◆ **Directions**: Return all the entries exactly, keeping pictures out.
Material for this task Start Marker
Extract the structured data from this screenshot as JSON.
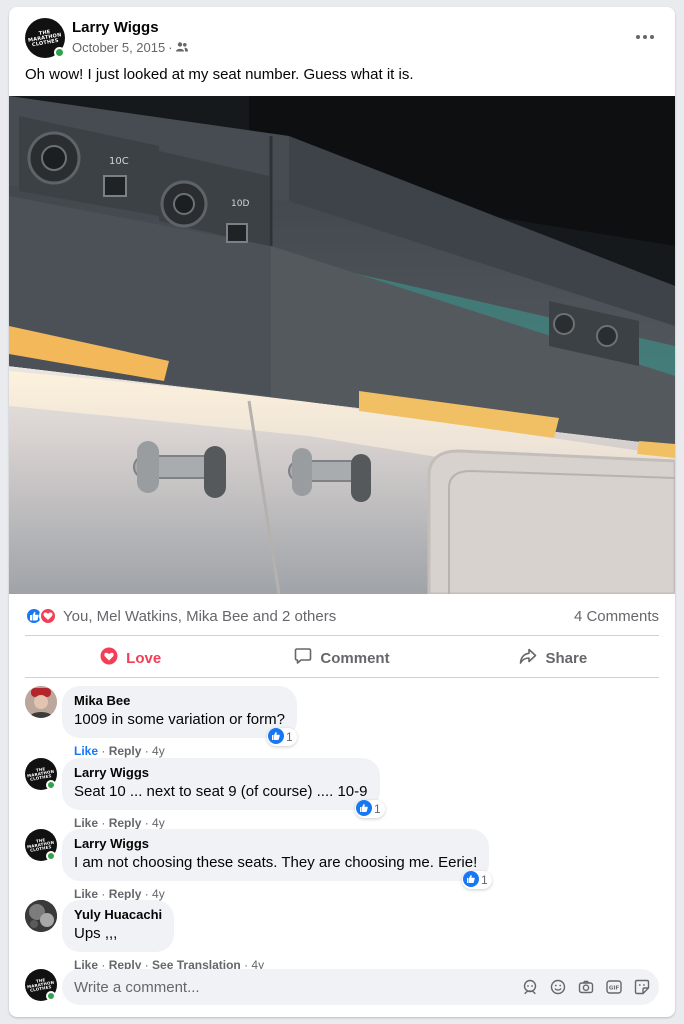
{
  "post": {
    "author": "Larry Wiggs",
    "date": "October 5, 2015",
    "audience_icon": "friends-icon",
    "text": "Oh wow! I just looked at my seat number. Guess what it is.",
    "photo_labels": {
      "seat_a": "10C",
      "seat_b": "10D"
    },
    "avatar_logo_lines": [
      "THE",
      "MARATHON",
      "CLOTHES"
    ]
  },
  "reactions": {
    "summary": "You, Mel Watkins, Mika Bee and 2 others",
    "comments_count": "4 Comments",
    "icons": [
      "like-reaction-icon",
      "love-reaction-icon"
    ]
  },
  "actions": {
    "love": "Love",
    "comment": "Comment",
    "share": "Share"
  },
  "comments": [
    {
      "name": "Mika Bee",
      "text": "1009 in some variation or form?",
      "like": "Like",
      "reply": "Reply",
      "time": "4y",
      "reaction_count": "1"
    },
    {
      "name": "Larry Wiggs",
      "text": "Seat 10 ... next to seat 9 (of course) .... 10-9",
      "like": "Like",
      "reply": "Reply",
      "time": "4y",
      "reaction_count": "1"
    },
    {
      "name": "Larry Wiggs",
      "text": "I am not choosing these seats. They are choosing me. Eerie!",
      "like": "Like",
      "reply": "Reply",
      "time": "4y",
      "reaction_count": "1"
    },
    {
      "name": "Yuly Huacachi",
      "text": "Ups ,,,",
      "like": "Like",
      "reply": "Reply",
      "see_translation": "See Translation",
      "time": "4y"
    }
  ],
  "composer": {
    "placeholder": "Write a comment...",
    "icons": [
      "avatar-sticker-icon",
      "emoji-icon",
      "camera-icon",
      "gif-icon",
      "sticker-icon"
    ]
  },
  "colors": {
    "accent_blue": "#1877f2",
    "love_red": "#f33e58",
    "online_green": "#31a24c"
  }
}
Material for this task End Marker
◆ **Task response**:
Extract the structured data from this screenshot as JSON.
{
  "post": {
    "author": "Larry Wiggs",
    "date": "October 5, 2015",
    "audience_icon": "friends-icon",
    "text": "Oh wow! I just looked at my seat number. Guess what it is.",
    "photo_labels": {
      "seat_a": "10C",
      "seat_b": "10D"
    },
    "avatar_logo_lines": [
      "THE",
      "MARATHON",
      "CLOTHES"
    ]
  },
  "reactions": {
    "summary": "You, Mel Watkins, Mika Bee and 2 others",
    "comments_count": "4 Comments",
    "icons": [
      "like-reaction-icon",
      "love-reaction-icon"
    ]
  },
  "actions": {
    "love": "Love",
    "comment": "Comment",
    "share": "Share"
  },
  "comments": [
    {
      "name": "Mika Bee",
      "text": "1009 in some variation or form?",
      "like": "Like",
      "reply": "Reply",
      "time": "4y",
      "reaction_count": "1"
    },
    {
      "name": "Larry Wiggs",
      "text": "Seat 10 ... next to seat 9 (of course) .... 10-9",
      "like": "Like",
      "reply": "Reply",
      "time": "4y",
      "reaction_count": "1"
    },
    {
      "name": "Larry Wiggs",
      "text": "I am not choosing these seats. They are choosing me. Eerie!",
      "like": "Like",
      "reply": "Reply",
      "time": "4y",
      "reaction_count": "1"
    },
    {
      "name": "Yuly Huacachi",
      "text": "Ups ,,,",
      "like": "Like",
      "reply": "Reply",
      "see_translation": "See Translation",
      "time": "4y"
    }
  ],
  "composer": {
    "placeholder": "Write a comment...",
    "icons": [
      "avatar-sticker-icon",
      "emoji-icon",
      "camera-icon",
      "gif-icon",
      "sticker-icon"
    ]
  },
  "colors": {
    "accent_blue": "#1877f2",
    "love_red": "#f33e58",
    "online_green": "#31a24c"
  }
}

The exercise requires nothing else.